INPUT DATA |
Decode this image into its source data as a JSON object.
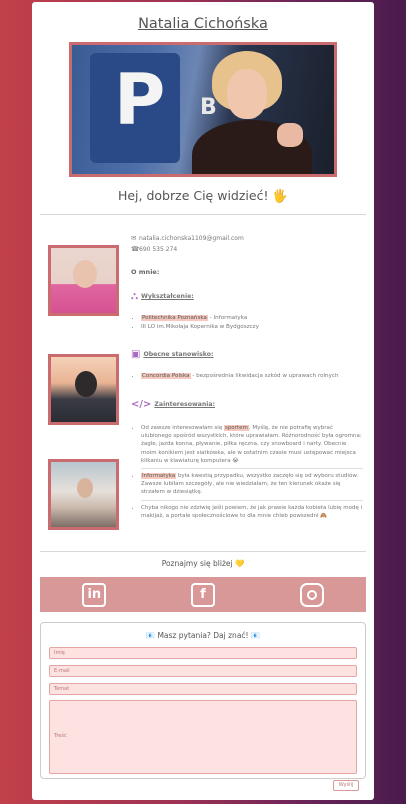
{
  "header": {
    "title": "Natalia Cichońska"
  },
  "greeting": "Hej, dobrze Cię widzieć! 🖐",
  "contact": {
    "email": "natalia.cichonska1109@gmail.com",
    "phone": "690 535 274"
  },
  "about": {
    "heading": "O mnie:",
    "education": {
      "heading": "Wykształcenie:",
      "items": [
        {
          "highlight": "Politechnika Poznańska",
          "rest": " - Informatyka"
        },
        {
          "highlight": "",
          "rest": "III LO im.Mikołaja Kopernika w Bydgoszczy"
        }
      ]
    },
    "job": {
      "heading": "Obecne stanowisko:",
      "items": [
        {
          "highlight": "Concordia Polska",
          "rest": " - bezpośrednia likwidacja szkód w uprawach rolnych"
        }
      ]
    },
    "interests": {
      "heading": "Zainteresowania:",
      "p1_before": "Od zawsze interesowałam się ",
      "p1_highlight": "sportem",
      "p1_after": ". Myślę, że nie potrafię wybrać ulubionego spośród wszystkich, które uprawiałam. Różnorodność była ogromna: żagle, jazda konna, pływanie, piłka ręczna, czy snowboard i narty. Obecnie moim konikiem jest siatkówka, ale w ostatnim czasie musi ustępować miejsca klikaniu w klawiaturę komputera 😭",
      "p2_highlight": "Informatyka",
      "p2_after": " była kwestią przypadku, wszystko zaczęło się od wyboru studiów. Zawsze lubiłam szczegóły, ale nie wiedziałam, że ten kierunek okaże się strzałem w dziesiątkę.",
      "p3": "Chyba nikogo nie zdziwię jeśli powiem, że jak prawie każda kobieta lubię modę i makijaż, a portale społecznościowe to dla mnie chleb powszedni 🙈"
    }
  },
  "social": {
    "heading": "Poznajmy się bliżej 💛",
    "icons": [
      "linkedin-icon",
      "facebook-icon",
      "instagram-icon"
    ]
  },
  "form": {
    "title": "📧 Masz pytania? Daj znać! 📧",
    "name_placeholder": "Imię",
    "email_placeholder": "E-mail",
    "subject_placeholder": "Temat",
    "message_placeholder": "Treść",
    "send_label": "Wyślij"
  }
}
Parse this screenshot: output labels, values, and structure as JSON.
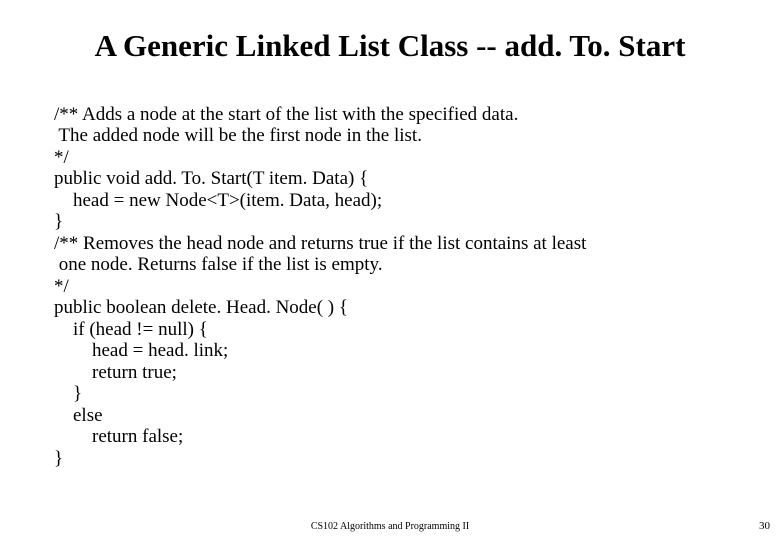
{
  "title": "A Generic Linked List Class -- add. To. Start",
  "code": {
    "l1": "/** Adds a node at the start of the list with the specified data.",
    "l2": " The added node will be the first node in the list.",
    "l3": "*/",
    "l4": "public void add. To. Start(T item. Data) {",
    "l5": "    head = new Node<T>(item. Data, head);",
    "l6": "}",
    "l7": "/** Removes the head node and returns true if the list contains at least",
    "l8": " one node. Returns false if the list is empty.",
    "l9": "*/",
    "l10": "public boolean delete. Head. Node( ) {",
    "l11": "    if (head != null) {",
    "l12": "        head = head. link;",
    "l13": "        return true;",
    "l14": "    }",
    "l15": "    else",
    "l16": "        return false;",
    "l17": "}"
  },
  "footer": "CS102 Algorithms and Programming II",
  "page": "30"
}
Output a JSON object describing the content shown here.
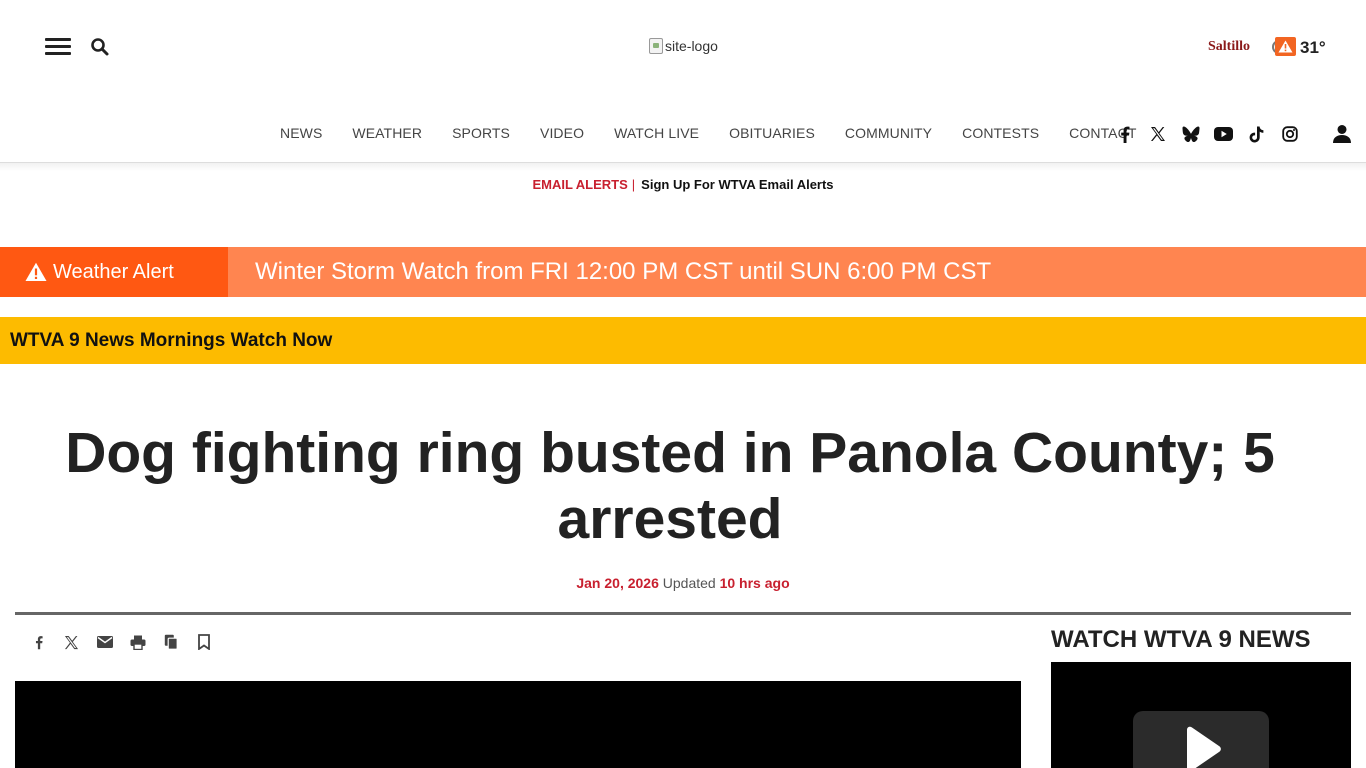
{
  "header": {
    "logo_alt": "site-logo",
    "city": "Saltillo",
    "temperature": "31°"
  },
  "nav": {
    "items": [
      "NEWS",
      "WEATHER",
      "SPORTS",
      "VIDEO",
      "WATCH LIVE",
      "OBITUARIES",
      "COMMUNITY",
      "CONTESTS",
      "CONTACT"
    ],
    "social_icons": [
      "facebook-icon",
      "x-icon",
      "bluesky-icon",
      "youtube-icon",
      "tiktok-icon",
      "instagram-icon"
    ]
  },
  "email_alerts": {
    "label": "EMAIL ALERTS",
    "separator": "|",
    "link": "Sign Up For WTVA Email Alerts"
  },
  "weather_alert": {
    "tag": "Weather Alert",
    "message": "Winter Storm Watch from FRI 12:00 PM CST until SUN 6:00 PM CST"
  },
  "banner": {
    "text": "WTVA 9 News Mornings Watch Now"
  },
  "article": {
    "headline": "Dog fighting ring busted in Panola County; 5 arrested",
    "date": "Jan 20, 2026",
    "updated_label": "Updated",
    "updated_ago": "10 hrs ago"
  },
  "share_tools": [
    "facebook-icon",
    "x-icon",
    "email-icon",
    "print-icon",
    "copy-icon",
    "bookmark-icon"
  ],
  "sidebar": {
    "title": "WATCH WTVA 9 NEWS"
  },
  "colors": {
    "brand_red": "#c8202f",
    "alert_orange": "#ff5812",
    "alert_bar": "#ff8550",
    "banner_yellow": "#fdbb00"
  }
}
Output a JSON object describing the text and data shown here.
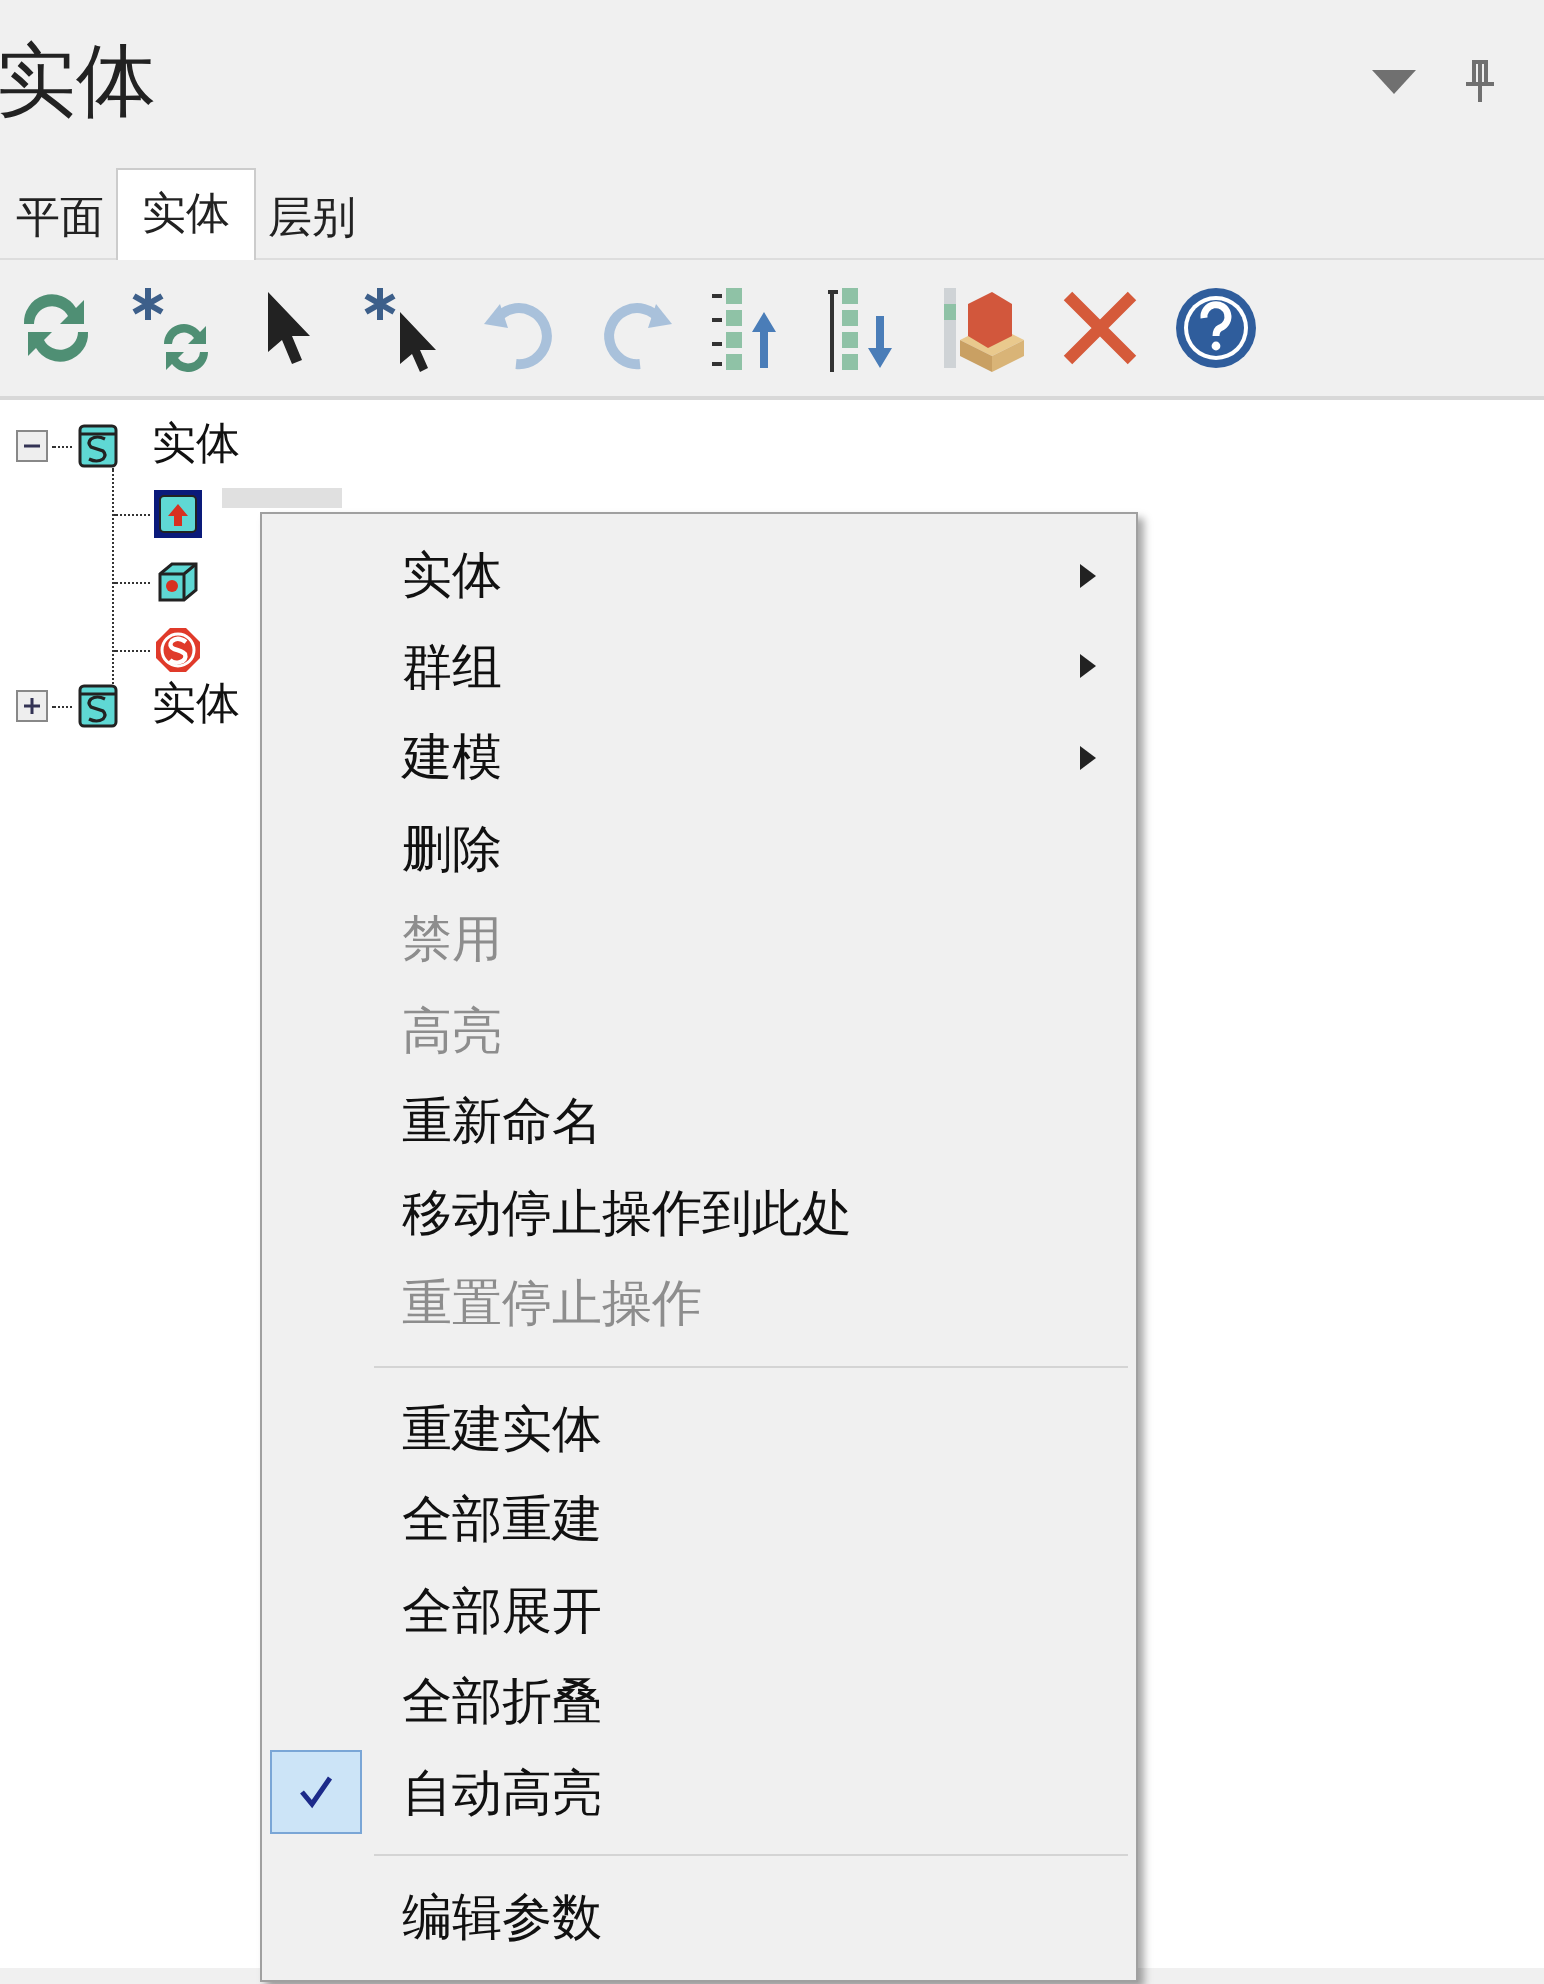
{
  "panel": {
    "title": "实体"
  },
  "tabs": [
    {
      "label": "平面",
      "selected": false
    },
    {
      "label": "实体",
      "selected": true
    },
    {
      "label": "层别",
      "selected": false
    }
  ],
  "toolbar": [
    {
      "kind": "regen",
      "disabled": false
    },
    {
      "kind": "regen-all",
      "disabled": false
    },
    {
      "kind": "select",
      "disabled": false
    },
    {
      "kind": "select-all",
      "disabled": false
    },
    {
      "kind": "undo",
      "disabled": true
    },
    {
      "kind": "redo",
      "disabled": true
    },
    {
      "kind": "move-up",
      "disabled": false
    },
    {
      "kind": "move-down",
      "disabled": false
    },
    {
      "kind": "solid",
      "disabled": false
    },
    {
      "kind": "delete",
      "disabled": false
    },
    {
      "kind": "help",
      "disabled": false
    }
  ],
  "tree": [
    {
      "label": "实体",
      "expanded": true,
      "children": [
        {
          "kind": "extrude",
          "selected": true
        },
        {
          "kind": "hole",
          "selected": false
        },
        {
          "kind": "stop",
          "selected": false
        }
      ]
    },
    {
      "label": "实体",
      "expanded": false
    }
  ],
  "context_menu": {
    "groups": [
      [
        {
          "label": "实体",
          "submenu": true,
          "disabled": false,
          "checked": false
        },
        {
          "label": "群组",
          "submenu": true,
          "disabled": false,
          "checked": false
        },
        {
          "label": "建模",
          "submenu": true,
          "disabled": false,
          "checked": false
        },
        {
          "label": "删除",
          "submenu": false,
          "disabled": false,
          "checked": false
        },
        {
          "label": "禁用",
          "submenu": false,
          "disabled": true,
          "checked": false
        },
        {
          "label": "高亮",
          "submenu": false,
          "disabled": true,
          "checked": false
        },
        {
          "label": "重新命名",
          "submenu": false,
          "disabled": false,
          "checked": false
        },
        {
          "label": "移动停止操作到此处",
          "submenu": false,
          "disabled": false,
          "checked": false
        },
        {
          "label": "重置停止操作",
          "submenu": false,
          "disabled": true,
          "checked": false
        }
      ],
      [
        {
          "label": "重建实体",
          "submenu": false,
          "disabled": false,
          "checked": false
        },
        {
          "label": "全部重建",
          "submenu": false,
          "disabled": false,
          "checked": false
        },
        {
          "label": "全部展开",
          "submenu": false,
          "disabled": false,
          "checked": false
        },
        {
          "label": "全部折叠",
          "submenu": false,
          "disabled": false,
          "checked": false
        },
        {
          "label": "自动高亮",
          "submenu": false,
          "disabled": false,
          "checked": true
        }
      ],
      [
        {
          "label": "编辑参数",
          "submenu": false,
          "disabled": false,
          "checked": false
        }
      ]
    ]
  }
}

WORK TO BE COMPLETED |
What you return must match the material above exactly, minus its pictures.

RESULT |
Decode this image into its source data as a JSON object.
{
  "header": {
    "title": "Natalia Cichońska"
  },
  "greeting": "Hej, dobrze Cię widzieć! 🖐",
  "contact": {
    "email": "natalia.cichonska1109@gmail.com",
    "phone": "690 535 274"
  },
  "about": {
    "heading": "O mnie:",
    "education": {
      "heading": "Wykształcenie:",
      "items": [
        {
          "highlight": "Politechnika Poznańska",
          "rest": " - Informatyka"
        },
        {
          "highlight": "",
          "rest": "III LO im.Mikołaja Kopernika w Bydgoszczy"
        }
      ]
    },
    "job": {
      "heading": "Obecne stanowisko:",
      "items": [
        {
          "highlight": "Concordia Polska",
          "rest": " - bezpośrednia likwidacja szkód w uprawach rolnych"
        }
      ]
    },
    "interests": {
      "heading": "Zainteresowania:",
      "p1_before": "Od zawsze interesowałam się ",
      "p1_highlight": "sportem",
      "p1_after": ". Myślę, że nie potrafię wybrać ulubionego spośród wszystkich, które uprawiałam. Różnorodność była ogromna: żagle, jazda konna, pływanie, piłka ręczna, czy snowboard i narty. Obecnie moim konikiem jest siatkówka, ale w ostatnim czasie musi ustępować miejsca klikaniu w klawiaturę komputera 😭",
      "p2_highlight": "Informatyka",
      "p2_after": " była kwestią przypadku, wszystko zaczęło się od wyboru studiów. Zawsze lubiłam szczegóły, ale nie wiedziałam, że ten kierunek okaże się strzałem w dziesiątkę.",
      "p3": "Chyba nikogo nie zdziwię jeśli powiem, że jak prawie każda kobieta lubię modę i makijaż, a portale społecznościowe to dla mnie chleb powszedni 🙈"
    }
  },
  "social": {
    "heading": "Poznajmy się bliżej 💛",
    "icons": [
      "linkedin-icon",
      "facebook-icon",
      "instagram-icon"
    ]
  },
  "form": {
    "title": "📧 Masz pytania? Daj znać! 📧",
    "name_placeholder": "Imię",
    "email_placeholder": "E-mail",
    "subject_placeholder": "Temat",
    "message_placeholder": "Treść",
    "send_label": "Wyślij"
  }
}
Parse this screenshot: output labels, values, and structure as JSON.
{
  "title": "A Generic Linked List Class -- add. To. Start",
  "code": {
    "l1": "/** Adds a node at the start of the list with the specified data.",
    "l2": " The added node will be the first node in the list.",
    "l3": "*/",
    "l4": "public void add. To. Start(T item. Data) {",
    "l5": "    head = new Node<T>(item. Data, head);",
    "l6": "}",
    "l7": "/** Removes the head node and returns true if the list contains at least",
    "l8": " one node. Returns false if the list is empty.",
    "l9": "*/",
    "l10": "public boolean delete. Head. Node( ) {",
    "l11": "    if (head != null) {",
    "l12": "        head = head. link;",
    "l13": "        return true;",
    "l14": "    }",
    "l15": "    else",
    "l16": "        return false;",
    "l17": "}"
  },
  "footer": "CS102 Algorithms and Programming II",
  "page": "30"
}
Output a JSON object describing the content shown here.
{
  "header": {
    "logo_alt": "site-logo",
    "city": "Saltillo",
    "temperature": "31°"
  },
  "nav": {
    "items": [
      "NEWS",
      "WEATHER",
      "SPORTS",
      "VIDEO",
      "WATCH LIVE",
      "OBITUARIES",
      "COMMUNITY",
      "CONTESTS",
      "CONTACT"
    ],
    "social_icons": [
      "facebook-icon",
      "x-icon",
      "bluesky-icon",
      "youtube-icon",
      "tiktok-icon",
      "instagram-icon"
    ]
  },
  "email_alerts": {
    "label": "EMAIL ALERTS",
    "separator": "|",
    "link": "Sign Up For WTVA Email Alerts"
  },
  "weather_alert": {
    "tag": "Weather Alert",
    "message": "Winter Storm Watch from FRI 12:00 PM CST until SUN 6:00 PM CST"
  },
  "banner": {
    "text": "WTVA 9 News Mornings Watch Now"
  },
  "article": {
    "headline": "Dog fighting ring busted in Panola County; 5 arrested",
    "date": "Jan 20, 2026",
    "updated_label": "Updated",
    "updated_ago": "10 hrs ago"
  },
  "share_tools": [
    "facebook-icon",
    "x-icon",
    "email-icon",
    "print-icon",
    "copy-icon",
    "bookmark-icon"
  ],
  "sidebar": {
    "title": "WATCH WTVA 9 NEWS"
  },
  "colors": {
    "brand_red": "#c8202f",
    "alert_orange": "#ff5812",
    "alert_bar": "#ff8550",
    "banner_yellow": "#fdbb00"
  }
}
Output a JSON object describing the text and data shown here.
{
  "panel": {
    "title": "实体"
  },
  "tabs": [
    {
      "label": "平面",
      "selected": false
    },
    {
      "label": "实体",
      "selected": true
    },
    {
      "label": "层别",
      "selected": false
    }
  ],
  "toolbar": [
    {
      "kind": "regen",
      "disabled": false
    },
    {
      "kind": "regen-all",
      "disabled": false
    },
    {
      "kind": "select",
      "disabled": false
    },
    {
      "kind": "select-all",
      "disabled": false
    },
    {
      "kind": "undo",
      "disabled": true
    },
    {
      "kind": "redo",
      "disabled": true
    },
    {
      "kind": "move-up",
      "disabled": false
    },
    {
      "kind": "move-down",
      "disabled": false
    },
    {
      "kind": "solid",
      "disabled": false
    },
    {
      "kind": "delete",
      "disabled": false
    },
    {
      "kind": "help",
      "disabled": false
    }
  ],
  "tree": [
    {
      "label": "实体",
      "expanded": true,
      "children": [
        {
          "kind": "extrude",
          "selected": true
        },
        {
          "kind": "hole",
          "selected": false
        },
        {
          "kind": "stop",
          "selected": false
        }
      ]
    },
    {
      "label": "实体",
      "expanded": false
    }
  ],
  "context_menu": {
    "groups": [
      [
        {
          "label": "实体",
          "submenu": true,
          "disabled": false,
          "checked": false
        },
        {
          "label": "群组",
          "submenu": true,
          "disabled": false,
          "checked": false
        },
        {
          "label": "建模",
          "submenu": true,
          "disabled": false,
          "checked": false
        },
        {
          "label": "删除",
          "submenu": false,
          "disabled": false,
          "checked": false
        },
        {
          "label": "禁用",
          "submenu": false,
          "disabled": true,
          "checked": false
        },
        {
          "label": "高亮",
          "submenu": false,
          "disabled": true,
          "checked": false
        },
        {
          "label": "重新命名",
          "submenu": false,
          "disabled": false,
          "checked": false
        },
        {
          "label": "移动停止操作到此处",
          "submenu": false,
          "disabled": false,
          "checked": false
        },
        {
          "label": "重置停止操作",
          "submenu": false,
          "disabled": true,
          "checked": false
        }
      ],
      [
        {
          "label": "重建实体",
          "submenu": false,
          "disabled": false,
          "checked": false
        },
        {
          "label": "全部重建",
          "submenu": false,
          "disabled": false,
          "checked": false
        },
        {
          "label": "全部展开",
          "submenu": false,
          "disabled": false,
          "checked": false
        },
        {
          "label": "全部折叠",
          "submenu": false,
          "disabled": false,
          "checked": false
        },
        {
          "label": "自动高亮",
          "submenu": false,
          "disabled": false,
          "checked": true
        }
      ],
      [
        {
          "label": "编辑参数",
          "submenu": false,
          "disabled": false,
          "checked": false
        }
      ]
    ]
  }
}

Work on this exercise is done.